If travelling from Phuket, you can either catch a 5-6 hour bus and 2 hour boat to Koh Samui, or you can fly. Generally it is a fair bit cheaper to catch the bus, however if travelling in low season you might be able to secure cheap flights. It’s worth comparing the two and weighing up the extra costs vs. the extra travel time.
2. Foreign exchange.
Travel Money Oz offers a few nifty lil hacks to make sure you are taking the most baht overseas.
- Best Price Guarantee. The name kinda says it all. If you find a better price from an Australian competitor we will beat it*.
- Rate Alerts. Once you’ve booked your holiday, sign up for rate alerts on your Thai baht. Once the exchange rate reaches your preferred amount we will let you know.
- Travel Money Oz Currency Pass. Lock in your rate before you leave on a prepaid travel money card. You can keep an eye on your spending via the app, and top up whilst overseas.
3. Travel times.
This one’s pretty simple, you’ll generally get better prices when you aren’t travelling in peak season. Plus there won’t be as many crowds. For Koh Samui, peak season is generally December to April so, if possible, travel outside of these months.
4. Bartering (aka baht-ering).

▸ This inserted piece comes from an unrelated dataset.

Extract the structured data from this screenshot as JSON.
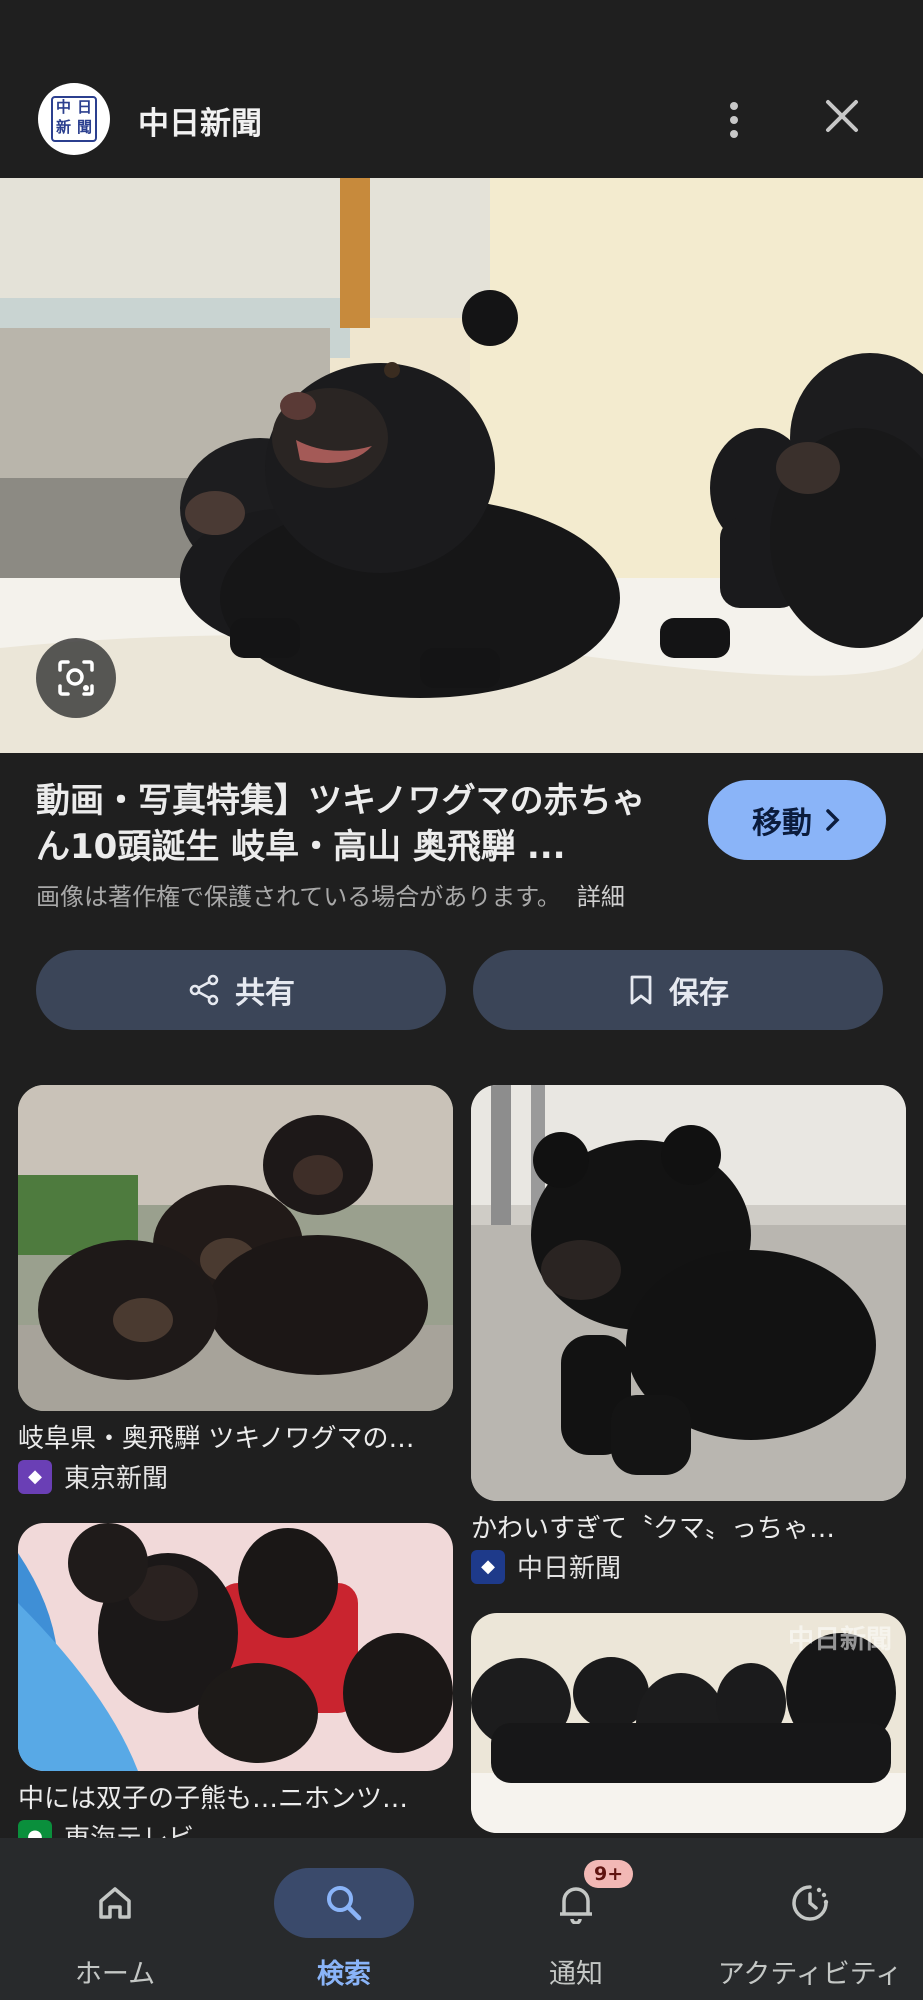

Just like most of South-East Asia, haggling
is commonplace at markets. If there is no price displayed, it means the shopkeeper is ready and willing to barter over the price.
As a rule of thumb, aim to take 50% off the price and then work backwards from there. Just remember that you are often haggling over the equivalent of a few dollars… so try not to get too heated.
5. Bring your sunscreen from home.
Thailand is hot, hot, hot. Even if you swear by the fact that you ‘don’t burn, only tan!’, you’re gonna burn in Thailand. The Thai are smart and know this, so sunscreen and after-sun gel is crazy expensive. Save some money (and your skin cells) by bringing some 50+ from home.
6. Visit the free attractions.
There are a plethora of free activities and attractions for you to enjoy. The Big Buddha, as well as a number of temples, are free to experience. There are also countless beaches and villages for you take up your days exploring. Not to mention the fact that it’s free to lay by the pool with a good book and reach maximum relaxation.
7. Eat street food.
Authentic, fresh, fast and super cheap, there is no reason to not eat at street markets. If you’re worried about food health and safety, look for the stands that have the longest lines, or where the locals are buying. They’re popular for good reason.
8. Withdraw larger amounts from ATMs.
Thai ATMs can charge pretty high fees above and beyond those of your card provider, with ฿180THB (about $8AUD) the most common amount. Try and reduce the number of times you’ll need to withdraw by doing larger transactions.
Sounds small, but ฿180baht is a delicious street meal. I’d rather a pad thai than an atm fee any day.
9. Travel by Songthaew.
Essentially a ute with two wooden benches in the back, Songthaew can help you get around Koh Samui. Whilst they won’t always take you from A to B, they’ll get you close enough as they run on specific routes, almost like a bus.
For ease, their destination is often written on the rear of the trucks. It’s worth negotiating the cost of your trip prior to getting in to ensure you get a good deal.
10. Get cheaper drinks in town.
We get it, nothing really beats a cocktail or icey-cold beer by the hotel pool. But, what if we told you that drinks are half the price in town.
Despite hotels offering lengthy happy hours, quite often drinks will be way cheaper in town. So, instead of working your way through the hotel cocktail list every day, why not head into town and meet the locals. If you’re a backpacker, this is a fantastic way of meeting new friends. Just be safe, yanno, drink responsibly and keep your wits about you.